No one could remember when it began. Some rumors held that humans had always been born with the date tattoo, but this was ridiculous. There was no science to support such a crazy allegation. But neither was there a science to support why everyone on Magellan had been born with a date tattooed on their inner right forearm, indicating the day the individual would die each, as far as Amina knew, had been correct.
Some people got lucky and were born knowing they would live forty, fifty years, or more. Others were less fortunate. Amina supposed she was likely closer to belonging to the second group than the first. She had always known it; she would die less than one lunation before her nineteenth birthday.
But she had never heard of anyone having to serve on earth during their final days. What was going on?
14 Months Later
Life on Magellan had been no party, but life at NorCon 7 had been very stringent and demanding. The margins were thin. To preserve fuel, they received only quarterly supplies from Magellan. The harsh environment meant they could grow very little of their food. Margins were tight. Rations enforced, and while they assured her she wouldn’t starve, Amina estimated that here she probably consumed less than half what she did on Magellan.
Nor could anyone answer why her period of service extended beyond her ‘use-by-date.’ So, assuming it would work out, she held her memorial, said her goodbyes to her family and friends before leaving orbit. It was all very emotionally disorienting to say goodbye one day but then not die. That was not the way to do things.

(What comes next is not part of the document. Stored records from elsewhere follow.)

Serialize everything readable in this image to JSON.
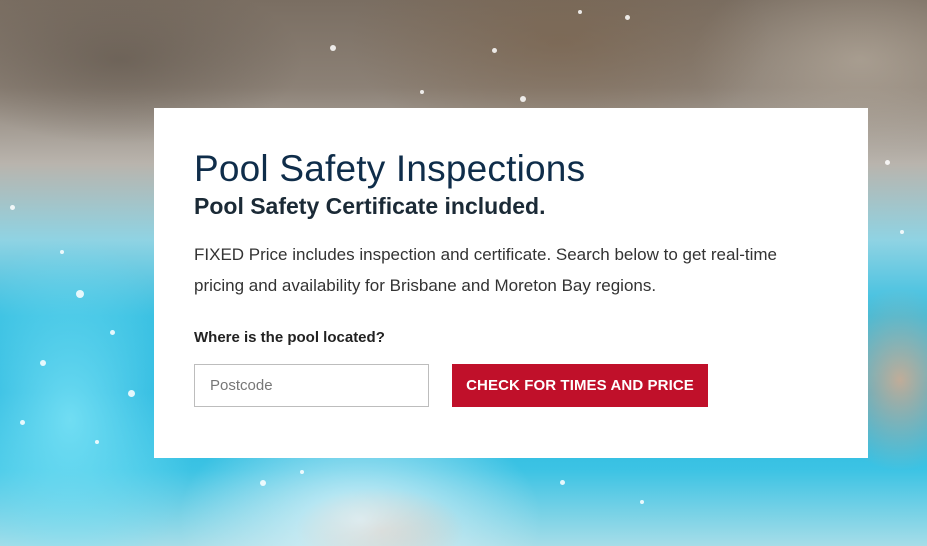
{
  "hero": {
    "title": "Pool Safety Inspections",
    "subtitle": "Pool Safety Certificate included.",
    "description": "FIXED Price includes inspection and certificate. Search below to get real-time pricing and availability for Brisbane and Moreton Bay regions.",
    "location_label": "Where is the pool located?",
    "postcode_placeholder": "Postcode",
    "postcode_value": "",
    "cta_label": "CHECK FOR TIMES AND PRICE"
  },
  "colors": {
    "title": "#0f2d4a",
    "cta_background": "#c0102a",
    "card_background": "#ffffff"
  }
}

She resigned herself to the fact – she would die on earth, helping the terraformers whose centuries-long project was to regenerate the earth’s atmosphere. Amina’s duty would be to service, clean, maintain the seeders and scrubbers that sat at earth’s southernmost point.
Amina steps into the decon station, disrobes, tosses her uniform into the sterilizer; she then proceeds through the seven stations that ensure she is safe to re-enter the housing/dining hub.
For dessert, she requests a piece of apple pie. She blinks away the tears. It’s been 14 months since bidding farewell to friends and family. In all that time, she’s not once contacted any of them. It would just make things confusing for them. The pie is her way to celebrate. Tomorrow she will die. She wipes her eyes and digs into the sugary dessert (one that was only honored because they knew her expiration was coming, and it was their custom to provide a dessert for one’s last meal).
When your date arrived, you passed away in your sleep. That was a relief. In school, history teachers had taught that people used to die at all times of the day, and in many different ways, some of them quite painful. With the arising of the birth tattoos, there also came an easy death. No one alive could imagine if it was harder or easier not knowing your time or knowing that your death might be profoundly painful. Medicine had wiped out every disease except death.
Her notebook alarm goes off, Amina raises herself onto one arm, silences the alarm, pushes back the heavy blankets. She starts to stand but then freezes in place.
Something seems wrong? What’s wrong, Amina? Think, girl. Think!
Then it hits her. She is not dead. She is surprised by how very not dead she is. She feels great, better than she has in months.
She slides back the sleeve of her pajama, turns her forearm upward. The tattoo is gone – a series of twelve numbers she’s worn for almost nineteen years was no longer on her arm.
Her mind begins reeling. Questions fly at her from every corner of her consciousness. She tries to stand but collapses back onto her narrow cot.
Maybe because I wasn’t ON Magellan when my date arrived? Was this what it was like before we took to space in the late 21st century? Dozens of more such questions flew at her, demanding her immediate attention and answers.
But then there was a calm. Behind it loomed the biggest question of all.
When will I die?
My date has passed, and I am here. That isn’t the way. When will I die? Will I be prosecuted for not living beyond my date?
Still, the big question loomed in her mind. When will I die?